With the new year less than a month away, I thought it would be a perfect time for us to get a head-start on our resolution execution. I mean, there’s no time like the present to start living your best life, right? Let’s get started.
First, I want to ask you a few questions and I am hoping you’ll move past the knee-jerk responses and really think about your answers. Looking back on 2013, how do you feel about the year as a whole? Were you as successful as you had hoped to be? What do you feel was a “waste of time” and why? What lessons did you learn? What hardships did you face? What familiar challenges found their way to you, yet again? Did you enjoy your time with family and friends the way you would have liked to? How did you treat your body? Did you push yourself too far or lay on the couch too long?

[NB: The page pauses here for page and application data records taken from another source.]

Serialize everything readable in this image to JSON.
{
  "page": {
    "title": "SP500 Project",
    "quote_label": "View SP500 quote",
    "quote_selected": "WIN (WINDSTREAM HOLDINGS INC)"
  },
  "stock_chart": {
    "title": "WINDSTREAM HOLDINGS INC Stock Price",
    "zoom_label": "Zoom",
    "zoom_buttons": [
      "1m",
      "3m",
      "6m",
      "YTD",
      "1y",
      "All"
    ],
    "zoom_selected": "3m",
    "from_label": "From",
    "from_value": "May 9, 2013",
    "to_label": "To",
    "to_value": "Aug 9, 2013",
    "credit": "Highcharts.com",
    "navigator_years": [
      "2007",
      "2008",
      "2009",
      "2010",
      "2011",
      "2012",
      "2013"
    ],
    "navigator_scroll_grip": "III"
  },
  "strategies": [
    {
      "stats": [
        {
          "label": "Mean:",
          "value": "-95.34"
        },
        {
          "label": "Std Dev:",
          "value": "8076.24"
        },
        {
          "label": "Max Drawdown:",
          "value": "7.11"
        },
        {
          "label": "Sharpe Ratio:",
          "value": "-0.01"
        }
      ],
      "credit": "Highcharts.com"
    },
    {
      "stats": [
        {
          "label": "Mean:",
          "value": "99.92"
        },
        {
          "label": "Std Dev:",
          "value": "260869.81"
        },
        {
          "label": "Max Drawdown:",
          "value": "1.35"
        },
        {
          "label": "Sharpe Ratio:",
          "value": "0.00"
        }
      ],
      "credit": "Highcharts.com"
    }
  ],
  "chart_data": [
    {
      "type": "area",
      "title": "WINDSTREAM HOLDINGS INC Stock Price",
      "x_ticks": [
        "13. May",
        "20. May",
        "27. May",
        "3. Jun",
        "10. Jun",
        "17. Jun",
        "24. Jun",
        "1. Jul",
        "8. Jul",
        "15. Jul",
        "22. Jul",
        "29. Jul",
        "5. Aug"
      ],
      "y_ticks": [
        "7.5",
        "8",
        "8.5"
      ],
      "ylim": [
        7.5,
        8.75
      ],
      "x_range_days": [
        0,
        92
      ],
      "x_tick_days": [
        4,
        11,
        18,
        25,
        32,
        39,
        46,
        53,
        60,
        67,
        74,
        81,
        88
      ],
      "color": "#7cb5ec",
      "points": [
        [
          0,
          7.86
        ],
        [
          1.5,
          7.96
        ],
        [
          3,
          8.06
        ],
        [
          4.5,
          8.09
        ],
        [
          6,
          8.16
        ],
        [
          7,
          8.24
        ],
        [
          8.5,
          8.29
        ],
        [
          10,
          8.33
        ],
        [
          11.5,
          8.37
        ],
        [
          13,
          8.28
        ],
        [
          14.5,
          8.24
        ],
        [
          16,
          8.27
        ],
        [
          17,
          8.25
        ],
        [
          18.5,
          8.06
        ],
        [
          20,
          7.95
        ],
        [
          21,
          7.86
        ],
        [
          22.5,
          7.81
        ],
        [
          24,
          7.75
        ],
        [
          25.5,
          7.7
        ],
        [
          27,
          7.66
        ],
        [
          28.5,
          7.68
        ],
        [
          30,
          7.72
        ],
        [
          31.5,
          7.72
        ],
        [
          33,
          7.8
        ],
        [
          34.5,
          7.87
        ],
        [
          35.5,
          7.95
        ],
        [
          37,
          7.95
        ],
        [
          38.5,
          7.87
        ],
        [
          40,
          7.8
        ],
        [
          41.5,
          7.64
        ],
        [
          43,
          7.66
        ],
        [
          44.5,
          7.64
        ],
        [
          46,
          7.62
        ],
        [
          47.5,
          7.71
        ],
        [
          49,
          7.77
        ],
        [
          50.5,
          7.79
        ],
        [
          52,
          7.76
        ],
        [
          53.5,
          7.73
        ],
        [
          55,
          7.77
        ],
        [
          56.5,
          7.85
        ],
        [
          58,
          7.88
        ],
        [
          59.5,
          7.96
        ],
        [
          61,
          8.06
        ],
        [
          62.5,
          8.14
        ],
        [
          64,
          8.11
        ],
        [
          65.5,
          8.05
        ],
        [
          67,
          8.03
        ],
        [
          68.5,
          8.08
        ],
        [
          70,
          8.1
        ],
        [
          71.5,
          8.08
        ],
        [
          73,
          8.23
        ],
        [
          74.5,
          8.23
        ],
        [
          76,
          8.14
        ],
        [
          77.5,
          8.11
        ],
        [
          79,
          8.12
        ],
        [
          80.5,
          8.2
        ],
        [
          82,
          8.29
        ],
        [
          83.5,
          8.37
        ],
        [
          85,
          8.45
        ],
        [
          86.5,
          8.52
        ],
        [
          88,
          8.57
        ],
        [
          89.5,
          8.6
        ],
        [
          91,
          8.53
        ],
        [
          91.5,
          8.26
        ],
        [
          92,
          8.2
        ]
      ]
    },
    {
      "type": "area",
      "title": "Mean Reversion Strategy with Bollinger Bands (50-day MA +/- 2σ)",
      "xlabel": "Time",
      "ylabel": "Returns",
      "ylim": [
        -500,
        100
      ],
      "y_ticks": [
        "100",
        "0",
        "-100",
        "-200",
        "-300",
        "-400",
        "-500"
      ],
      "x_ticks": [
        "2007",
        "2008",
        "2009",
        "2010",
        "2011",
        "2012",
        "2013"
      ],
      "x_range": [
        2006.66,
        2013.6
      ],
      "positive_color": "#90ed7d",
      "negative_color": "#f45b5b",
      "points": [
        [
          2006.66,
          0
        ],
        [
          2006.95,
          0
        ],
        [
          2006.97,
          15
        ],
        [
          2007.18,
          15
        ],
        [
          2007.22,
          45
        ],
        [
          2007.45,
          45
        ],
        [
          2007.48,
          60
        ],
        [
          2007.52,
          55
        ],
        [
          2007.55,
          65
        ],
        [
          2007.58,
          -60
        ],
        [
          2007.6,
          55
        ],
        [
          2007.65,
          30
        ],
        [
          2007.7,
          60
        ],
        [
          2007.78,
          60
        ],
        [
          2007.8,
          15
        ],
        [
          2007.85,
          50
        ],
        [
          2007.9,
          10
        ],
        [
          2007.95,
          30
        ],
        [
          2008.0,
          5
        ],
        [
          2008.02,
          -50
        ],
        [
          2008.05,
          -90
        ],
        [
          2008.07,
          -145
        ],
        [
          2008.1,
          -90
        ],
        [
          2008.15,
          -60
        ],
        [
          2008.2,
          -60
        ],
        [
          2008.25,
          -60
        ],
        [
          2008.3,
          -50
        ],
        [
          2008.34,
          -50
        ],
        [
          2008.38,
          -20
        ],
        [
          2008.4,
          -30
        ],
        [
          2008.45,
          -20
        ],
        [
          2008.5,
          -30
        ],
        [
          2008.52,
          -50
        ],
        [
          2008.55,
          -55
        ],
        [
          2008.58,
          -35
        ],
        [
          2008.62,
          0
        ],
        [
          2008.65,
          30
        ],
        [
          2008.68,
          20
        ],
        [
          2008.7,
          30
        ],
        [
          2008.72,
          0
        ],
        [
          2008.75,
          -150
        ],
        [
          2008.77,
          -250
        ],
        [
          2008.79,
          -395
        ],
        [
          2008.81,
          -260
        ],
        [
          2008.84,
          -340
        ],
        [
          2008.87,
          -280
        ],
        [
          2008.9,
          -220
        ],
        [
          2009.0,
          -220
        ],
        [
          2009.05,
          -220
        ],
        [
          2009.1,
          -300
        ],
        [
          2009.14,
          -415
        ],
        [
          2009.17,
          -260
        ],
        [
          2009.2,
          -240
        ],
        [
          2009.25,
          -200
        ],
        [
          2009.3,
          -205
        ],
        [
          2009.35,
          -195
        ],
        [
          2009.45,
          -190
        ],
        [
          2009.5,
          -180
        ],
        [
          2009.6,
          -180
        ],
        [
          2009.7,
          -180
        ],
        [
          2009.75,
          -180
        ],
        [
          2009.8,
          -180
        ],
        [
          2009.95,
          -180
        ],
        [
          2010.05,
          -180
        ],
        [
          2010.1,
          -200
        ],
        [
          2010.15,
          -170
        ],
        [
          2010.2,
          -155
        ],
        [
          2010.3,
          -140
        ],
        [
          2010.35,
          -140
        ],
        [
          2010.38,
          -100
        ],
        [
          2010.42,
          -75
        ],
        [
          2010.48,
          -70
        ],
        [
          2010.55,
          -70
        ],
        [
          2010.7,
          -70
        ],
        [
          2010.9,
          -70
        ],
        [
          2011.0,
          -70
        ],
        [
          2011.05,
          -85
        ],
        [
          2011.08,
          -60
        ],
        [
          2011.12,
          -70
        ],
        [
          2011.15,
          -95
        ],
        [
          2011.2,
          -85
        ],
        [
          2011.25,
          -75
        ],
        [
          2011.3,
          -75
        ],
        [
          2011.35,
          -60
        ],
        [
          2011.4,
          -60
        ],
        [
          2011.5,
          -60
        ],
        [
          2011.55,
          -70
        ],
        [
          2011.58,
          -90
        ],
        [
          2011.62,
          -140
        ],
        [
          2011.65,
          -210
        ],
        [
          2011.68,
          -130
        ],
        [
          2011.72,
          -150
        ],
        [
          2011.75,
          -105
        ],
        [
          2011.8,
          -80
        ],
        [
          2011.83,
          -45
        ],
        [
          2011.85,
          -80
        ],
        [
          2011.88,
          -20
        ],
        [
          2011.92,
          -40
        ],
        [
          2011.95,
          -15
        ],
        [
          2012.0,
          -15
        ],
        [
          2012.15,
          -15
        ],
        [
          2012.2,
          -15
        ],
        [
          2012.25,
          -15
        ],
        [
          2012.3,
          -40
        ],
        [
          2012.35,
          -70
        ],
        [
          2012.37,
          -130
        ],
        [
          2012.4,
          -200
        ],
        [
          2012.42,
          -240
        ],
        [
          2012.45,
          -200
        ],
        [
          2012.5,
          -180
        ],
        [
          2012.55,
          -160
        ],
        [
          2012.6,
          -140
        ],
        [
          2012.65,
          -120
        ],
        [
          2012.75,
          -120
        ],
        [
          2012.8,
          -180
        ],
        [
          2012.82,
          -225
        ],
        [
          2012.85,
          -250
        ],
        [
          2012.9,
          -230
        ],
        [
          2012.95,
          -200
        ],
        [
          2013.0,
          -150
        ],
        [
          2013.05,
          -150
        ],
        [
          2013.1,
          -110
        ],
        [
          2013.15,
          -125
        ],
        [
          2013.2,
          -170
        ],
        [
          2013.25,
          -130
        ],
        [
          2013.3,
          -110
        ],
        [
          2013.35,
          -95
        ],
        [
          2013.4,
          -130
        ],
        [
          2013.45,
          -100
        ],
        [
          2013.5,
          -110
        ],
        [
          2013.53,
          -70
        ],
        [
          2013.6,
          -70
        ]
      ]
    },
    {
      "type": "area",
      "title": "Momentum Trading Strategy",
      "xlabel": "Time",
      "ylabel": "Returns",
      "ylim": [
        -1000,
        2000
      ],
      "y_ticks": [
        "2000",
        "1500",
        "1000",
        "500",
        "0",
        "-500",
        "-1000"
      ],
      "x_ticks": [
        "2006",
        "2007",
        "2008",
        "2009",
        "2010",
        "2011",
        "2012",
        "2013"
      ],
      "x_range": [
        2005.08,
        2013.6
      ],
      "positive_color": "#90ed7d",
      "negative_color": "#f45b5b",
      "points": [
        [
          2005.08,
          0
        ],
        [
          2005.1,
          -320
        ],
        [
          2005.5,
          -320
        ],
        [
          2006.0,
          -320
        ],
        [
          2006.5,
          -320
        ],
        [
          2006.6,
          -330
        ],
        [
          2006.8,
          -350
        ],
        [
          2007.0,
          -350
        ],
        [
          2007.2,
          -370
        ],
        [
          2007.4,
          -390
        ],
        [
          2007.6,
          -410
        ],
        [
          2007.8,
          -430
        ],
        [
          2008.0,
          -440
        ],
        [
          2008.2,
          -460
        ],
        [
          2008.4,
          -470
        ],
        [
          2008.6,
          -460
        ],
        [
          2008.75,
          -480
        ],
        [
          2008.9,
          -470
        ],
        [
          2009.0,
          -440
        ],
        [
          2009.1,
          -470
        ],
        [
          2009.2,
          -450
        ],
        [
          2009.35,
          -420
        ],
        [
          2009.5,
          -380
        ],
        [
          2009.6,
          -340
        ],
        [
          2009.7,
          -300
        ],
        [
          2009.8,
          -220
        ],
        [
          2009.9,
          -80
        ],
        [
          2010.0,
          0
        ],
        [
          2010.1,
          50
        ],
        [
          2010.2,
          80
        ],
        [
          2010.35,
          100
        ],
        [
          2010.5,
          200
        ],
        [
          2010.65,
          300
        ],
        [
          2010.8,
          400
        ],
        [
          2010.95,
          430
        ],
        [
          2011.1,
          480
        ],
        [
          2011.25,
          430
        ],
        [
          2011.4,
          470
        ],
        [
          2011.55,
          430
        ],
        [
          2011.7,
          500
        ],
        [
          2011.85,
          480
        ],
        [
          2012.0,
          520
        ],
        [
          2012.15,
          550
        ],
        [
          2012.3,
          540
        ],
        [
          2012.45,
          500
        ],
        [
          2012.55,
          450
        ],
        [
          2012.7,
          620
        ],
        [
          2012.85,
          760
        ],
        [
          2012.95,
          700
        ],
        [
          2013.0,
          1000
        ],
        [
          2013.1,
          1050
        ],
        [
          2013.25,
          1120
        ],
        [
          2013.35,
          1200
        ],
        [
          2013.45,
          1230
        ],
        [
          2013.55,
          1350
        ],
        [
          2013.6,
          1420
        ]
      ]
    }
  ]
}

Are you winding down a productive year or gearing up for one?
The answers to these questions can provide a decent insight into the habits that are pushing you forward and holding you back as well as help to identify new ones that, if adopted, may help you on your path to a better sense of balance, happiness, health and success. The truth is that while many of us may be contented, most of us could use a fresh start in some area of our lives. Perhaps it’s a personal or professional relationship that has gone off-track or a sense of direction that needs to be fine-tuned. Here are three ways that may help you along your way to the best year yet.
Give Yourself a Review:
When we think of our “reputation”, we often think about it on a broad scale. But the reality is that it is the people closest to home who determine how we are perceived and that perception has a direct impact on our quality of life and the opportunities that make their way into it. Approach the task as research and make a decision not to take comments personally. Then, sit down with the people closest to you–at home, at work and in your relationship sector. Ask them to share how they are feeling about your interactions and what they feel may help to polish relationships between you. Example: A colleague might appreciate you showing more respect for their work/life balance and a partner may want more quality time with you as opposed to sitting on the couch in front of a TV, which leaves them feeling a little brushed off. Every relationship–personal or professional–hits tough terrain, but showing interest, investing time and exhibiting a commitment to making positive changes not only works to bring things back on track, it also brings people closer by making others feel valued, appreciated, supported and worth the time and energy it takes to make sure everyone is getting what they need to feel good about where they are at and what they are doing.
Think About Your Presentation:
The clothes may not make the (wo)man, but studies have shown that 70% of first impressions are based on what you are wearing. Ever heard “It’s not what you say, but how you say it?” There’s a study to support that old cliche as well. In fact 20% of the impression people get is based on tone whereas only 10% is what you actually say. Think about the news you deliver, the tone you deliver it in and how you look while handing it over. You might be sending a message about yourself that you don’t intend to or directly conflicts with who you actually are. While self expression is a necessary component of a healthy and happy life, the truth is that being “hard to figure out” in this capacity doesn’t always give you an air of mystery, it often leads to misunderstandings and generalized ideas that can cost you in the long run.
Spontaneity is fun and it keeps life colorful, but those who find lasting success don’t often stumble upon it; they set a goal, make a plan, maintain flexibility and work towards it. Whether it’s finding a new position, building a better relationship or developing a stronger sense of self, thinking about who and where you are now, who you would like to become and where you would like to go are non-negotiable conversations to have with yourself.
Know Your Audience:
This is crucial. You would not expect an automotive website reader to want to read about lipstick, nor would you place an ad for a straight dating service in a gay magazine. Why would you share unnecessary information about yourself or your life in situations with people who might find these things offensive or judge you for them? We can say “That’s their problem” but it’s really ours. People love to point the finger, and without all of the facts (i.e., a real understanding of who you are, where you have been and what your values are and the circumstances surrounding specific situations) you inadvertently set-up shop in a fishbowl. Living an authentic life is one of the most beautiful things we can do, but do people really need to know your sexual preferences or hear your very negative thoughts about their favorite presidential candidate at a dinner party? There is a way to balance authenticity with assimilation and those who do it, and do it well, often find both peace and productivity faster than those who stick to one side.